Synopsis: Every Thursday morning for two years in the Islamic Republic of Iran, a bold and inspired teacher named Azar Nafisi secretly gathered seven of her most committed female students to read forbidden Western classics. As Islamic morality squads staged arbitrary raids in Tehran, fundamentalists seized hold of the universities, and a blind censor stifled artistic expression, the girls in Azar Nafisi’s living room risked removing their veils and immersed themselves in the worlds of Jane Austen, F. Scott Fitzgerald, Henry James, and Vladimir Nabokov. In this extraordinary memoir, their stories become intertwined with the ones they are reading. Reading Lolita in Tehran is a remarkable exploration of resilience in the face of tyranny and a celebration of the liberating power of literature.
There are certain books that one comes across their lifetime that are lifechanging in one way or another. For me, this was one of those books. And I believe as of this year I’ve read it twice or three times.
Reading Lolita in Tehran is a book that made me realize several things. When I first read it in 2013 I was 17 years old and even back then an avid reader. Consuming books was my favorite past time. But reading this book changed the way that I read books. What I realized while turning the pages of Nafasi’s life made me realize how much a love a books was entwined with my life. Reading wasn’t just a hobby or a relaxing activity, it was a passion. A love of learning, a love of visiting places I couldn’t go to, and a love of the stories that made me think.

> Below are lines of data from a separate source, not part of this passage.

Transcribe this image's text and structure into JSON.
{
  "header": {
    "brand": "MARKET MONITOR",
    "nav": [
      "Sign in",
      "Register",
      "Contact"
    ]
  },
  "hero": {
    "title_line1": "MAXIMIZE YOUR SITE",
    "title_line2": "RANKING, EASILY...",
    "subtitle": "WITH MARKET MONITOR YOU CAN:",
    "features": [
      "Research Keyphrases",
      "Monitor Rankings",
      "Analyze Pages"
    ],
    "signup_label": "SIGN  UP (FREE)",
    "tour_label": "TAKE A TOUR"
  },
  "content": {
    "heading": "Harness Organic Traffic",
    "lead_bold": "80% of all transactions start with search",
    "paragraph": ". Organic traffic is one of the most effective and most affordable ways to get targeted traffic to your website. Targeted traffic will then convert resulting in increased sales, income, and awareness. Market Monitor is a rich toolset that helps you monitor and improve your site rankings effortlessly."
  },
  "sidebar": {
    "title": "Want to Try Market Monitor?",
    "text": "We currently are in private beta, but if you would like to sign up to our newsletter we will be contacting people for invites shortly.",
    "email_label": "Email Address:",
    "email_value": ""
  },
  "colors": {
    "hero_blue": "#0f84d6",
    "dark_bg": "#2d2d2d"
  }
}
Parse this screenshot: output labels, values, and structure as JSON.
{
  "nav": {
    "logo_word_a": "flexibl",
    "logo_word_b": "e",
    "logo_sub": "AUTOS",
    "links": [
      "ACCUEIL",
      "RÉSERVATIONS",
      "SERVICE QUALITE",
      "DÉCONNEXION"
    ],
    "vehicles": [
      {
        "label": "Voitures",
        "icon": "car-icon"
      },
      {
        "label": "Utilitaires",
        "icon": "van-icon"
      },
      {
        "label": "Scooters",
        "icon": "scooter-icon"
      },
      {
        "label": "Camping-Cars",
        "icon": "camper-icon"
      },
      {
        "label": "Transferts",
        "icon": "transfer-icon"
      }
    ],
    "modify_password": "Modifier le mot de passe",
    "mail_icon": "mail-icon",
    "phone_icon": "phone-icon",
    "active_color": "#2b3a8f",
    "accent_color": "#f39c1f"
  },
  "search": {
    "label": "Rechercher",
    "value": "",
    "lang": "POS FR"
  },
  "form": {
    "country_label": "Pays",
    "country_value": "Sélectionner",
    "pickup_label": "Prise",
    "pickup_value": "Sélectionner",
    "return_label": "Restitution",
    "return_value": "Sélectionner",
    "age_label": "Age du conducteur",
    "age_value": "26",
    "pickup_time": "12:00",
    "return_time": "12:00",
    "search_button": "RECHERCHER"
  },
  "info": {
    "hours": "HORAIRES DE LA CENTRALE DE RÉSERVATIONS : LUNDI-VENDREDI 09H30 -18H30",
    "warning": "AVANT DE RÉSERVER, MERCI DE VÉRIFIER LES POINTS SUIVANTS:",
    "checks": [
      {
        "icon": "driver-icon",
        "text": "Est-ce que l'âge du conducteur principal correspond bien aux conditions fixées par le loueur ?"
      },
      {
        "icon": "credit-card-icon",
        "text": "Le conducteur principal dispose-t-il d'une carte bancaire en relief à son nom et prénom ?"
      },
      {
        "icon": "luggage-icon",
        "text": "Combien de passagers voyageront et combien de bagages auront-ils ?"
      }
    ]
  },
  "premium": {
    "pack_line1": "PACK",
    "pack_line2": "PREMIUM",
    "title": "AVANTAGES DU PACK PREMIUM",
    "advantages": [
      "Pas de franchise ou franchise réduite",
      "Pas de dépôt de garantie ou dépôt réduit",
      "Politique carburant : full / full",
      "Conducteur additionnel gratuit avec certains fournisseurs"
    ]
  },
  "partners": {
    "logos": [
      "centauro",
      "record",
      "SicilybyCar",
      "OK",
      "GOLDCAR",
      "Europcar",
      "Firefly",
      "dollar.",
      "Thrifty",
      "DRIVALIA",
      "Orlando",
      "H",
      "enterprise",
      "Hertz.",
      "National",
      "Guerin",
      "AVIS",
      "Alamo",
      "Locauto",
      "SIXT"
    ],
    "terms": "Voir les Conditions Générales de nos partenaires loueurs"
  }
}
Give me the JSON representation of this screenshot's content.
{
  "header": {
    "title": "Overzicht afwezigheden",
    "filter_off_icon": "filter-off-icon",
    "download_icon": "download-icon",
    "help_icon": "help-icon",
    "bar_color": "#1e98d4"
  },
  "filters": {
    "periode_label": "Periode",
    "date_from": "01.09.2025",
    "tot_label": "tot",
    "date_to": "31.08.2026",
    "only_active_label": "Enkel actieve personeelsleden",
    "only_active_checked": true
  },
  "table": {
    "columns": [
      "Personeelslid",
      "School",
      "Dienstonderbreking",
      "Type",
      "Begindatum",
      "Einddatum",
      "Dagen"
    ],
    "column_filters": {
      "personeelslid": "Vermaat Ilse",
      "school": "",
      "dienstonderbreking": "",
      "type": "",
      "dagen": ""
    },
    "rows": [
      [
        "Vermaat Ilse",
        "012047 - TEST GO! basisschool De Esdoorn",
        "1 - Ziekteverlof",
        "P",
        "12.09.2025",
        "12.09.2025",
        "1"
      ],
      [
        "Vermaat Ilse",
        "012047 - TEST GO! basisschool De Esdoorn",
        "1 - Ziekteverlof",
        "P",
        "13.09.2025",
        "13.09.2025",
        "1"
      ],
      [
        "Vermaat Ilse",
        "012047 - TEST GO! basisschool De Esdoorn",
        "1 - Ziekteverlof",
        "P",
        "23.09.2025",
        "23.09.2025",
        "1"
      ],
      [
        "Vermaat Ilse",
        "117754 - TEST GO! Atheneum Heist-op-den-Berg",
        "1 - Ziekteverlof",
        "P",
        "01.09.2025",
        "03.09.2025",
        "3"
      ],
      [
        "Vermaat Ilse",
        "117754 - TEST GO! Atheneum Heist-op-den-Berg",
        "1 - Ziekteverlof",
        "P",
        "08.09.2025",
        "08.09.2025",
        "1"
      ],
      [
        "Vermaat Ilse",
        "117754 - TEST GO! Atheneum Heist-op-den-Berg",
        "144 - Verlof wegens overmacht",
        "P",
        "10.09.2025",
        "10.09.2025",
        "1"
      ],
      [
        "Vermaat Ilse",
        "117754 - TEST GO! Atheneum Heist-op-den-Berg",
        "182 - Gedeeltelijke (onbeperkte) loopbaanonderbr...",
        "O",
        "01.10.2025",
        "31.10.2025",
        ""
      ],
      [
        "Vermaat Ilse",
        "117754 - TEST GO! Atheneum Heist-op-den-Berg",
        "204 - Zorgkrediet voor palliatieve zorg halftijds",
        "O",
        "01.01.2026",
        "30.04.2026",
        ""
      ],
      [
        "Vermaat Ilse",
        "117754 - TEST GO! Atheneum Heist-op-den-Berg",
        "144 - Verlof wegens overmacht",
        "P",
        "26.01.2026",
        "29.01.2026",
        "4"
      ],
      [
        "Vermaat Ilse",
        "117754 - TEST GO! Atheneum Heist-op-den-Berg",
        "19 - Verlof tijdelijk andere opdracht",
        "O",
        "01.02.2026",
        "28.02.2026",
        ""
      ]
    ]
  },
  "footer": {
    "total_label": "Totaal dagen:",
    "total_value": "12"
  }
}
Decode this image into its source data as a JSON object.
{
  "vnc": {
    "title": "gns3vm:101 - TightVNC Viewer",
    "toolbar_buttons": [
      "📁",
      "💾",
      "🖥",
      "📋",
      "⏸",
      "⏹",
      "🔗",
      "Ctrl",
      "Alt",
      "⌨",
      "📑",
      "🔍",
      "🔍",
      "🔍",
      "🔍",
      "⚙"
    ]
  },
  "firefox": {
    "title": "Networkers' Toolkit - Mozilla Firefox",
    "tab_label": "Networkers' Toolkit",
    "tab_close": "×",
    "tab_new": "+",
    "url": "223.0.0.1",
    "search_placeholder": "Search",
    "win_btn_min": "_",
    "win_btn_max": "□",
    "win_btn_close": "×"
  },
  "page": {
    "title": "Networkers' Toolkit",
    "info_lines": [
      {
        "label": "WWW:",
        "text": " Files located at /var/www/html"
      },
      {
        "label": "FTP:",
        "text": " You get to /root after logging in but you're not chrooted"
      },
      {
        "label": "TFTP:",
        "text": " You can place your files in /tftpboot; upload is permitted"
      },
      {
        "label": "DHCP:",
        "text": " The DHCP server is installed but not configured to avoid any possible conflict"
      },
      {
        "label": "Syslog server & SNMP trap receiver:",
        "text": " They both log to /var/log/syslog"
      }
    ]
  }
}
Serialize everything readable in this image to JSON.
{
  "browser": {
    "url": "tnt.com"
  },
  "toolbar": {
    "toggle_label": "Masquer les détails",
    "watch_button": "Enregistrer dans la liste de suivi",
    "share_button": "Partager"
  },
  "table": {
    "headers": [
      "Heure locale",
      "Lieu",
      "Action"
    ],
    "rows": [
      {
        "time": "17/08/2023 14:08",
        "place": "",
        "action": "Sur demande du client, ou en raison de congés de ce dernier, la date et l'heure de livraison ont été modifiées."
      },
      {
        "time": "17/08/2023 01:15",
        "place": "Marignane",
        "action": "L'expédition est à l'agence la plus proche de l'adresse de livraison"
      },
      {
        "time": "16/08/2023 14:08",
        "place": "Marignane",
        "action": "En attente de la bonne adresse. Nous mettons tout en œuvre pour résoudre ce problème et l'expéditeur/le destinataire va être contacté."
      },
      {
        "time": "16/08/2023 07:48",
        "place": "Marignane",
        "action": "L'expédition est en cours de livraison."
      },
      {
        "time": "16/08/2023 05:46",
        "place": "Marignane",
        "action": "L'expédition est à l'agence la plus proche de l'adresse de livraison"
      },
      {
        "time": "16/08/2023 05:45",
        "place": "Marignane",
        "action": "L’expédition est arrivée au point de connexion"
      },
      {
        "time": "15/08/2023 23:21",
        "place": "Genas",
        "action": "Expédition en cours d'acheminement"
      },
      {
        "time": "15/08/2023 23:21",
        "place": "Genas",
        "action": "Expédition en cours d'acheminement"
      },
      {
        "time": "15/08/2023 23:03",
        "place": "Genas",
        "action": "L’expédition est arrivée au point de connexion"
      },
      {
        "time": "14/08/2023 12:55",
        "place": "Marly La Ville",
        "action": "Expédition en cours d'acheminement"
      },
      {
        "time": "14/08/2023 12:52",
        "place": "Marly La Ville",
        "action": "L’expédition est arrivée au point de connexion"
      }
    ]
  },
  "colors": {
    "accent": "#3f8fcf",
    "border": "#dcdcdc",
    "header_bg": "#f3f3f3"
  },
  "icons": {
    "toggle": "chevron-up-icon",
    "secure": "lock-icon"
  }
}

The other thing I realized was that I thoroughly enjoyed analyzing and finding the deeper meanings in the stories I read. I think that this book also made me realize my enjoyment of writing book reviews. Before Nafasi’s book came into my life, I read books often without stopping to think of deeper meanings and comparisons. Occasionally in the past I had, but with Reading Lolita in Tehran I was able to learn how to better step back and slow down in my reading.
Reading Lolita in Tehran is the story about women coming together over a mutual love stories. They risked punishment, imprisonment and the anger of their families all for books. Growing up I heard stories of people who risked such things for religious reasons, but never I had I read anything as inspiring as this. I loved that the group was all women, and admired how they were able to find a sacred space together around a mutual love of literature.
I feel as though most people have heard of this memoir, and there are probably many better reviews of it elsewhere. And this isn’t so much a review as it is a declaration of love and admiration, as well as a thank you to Azar Nafasi. I learned so much from her work, and I shall be forever grateful for her nudge into a deeper love and appreciation of literature. I gave this book five stars on Goodreads.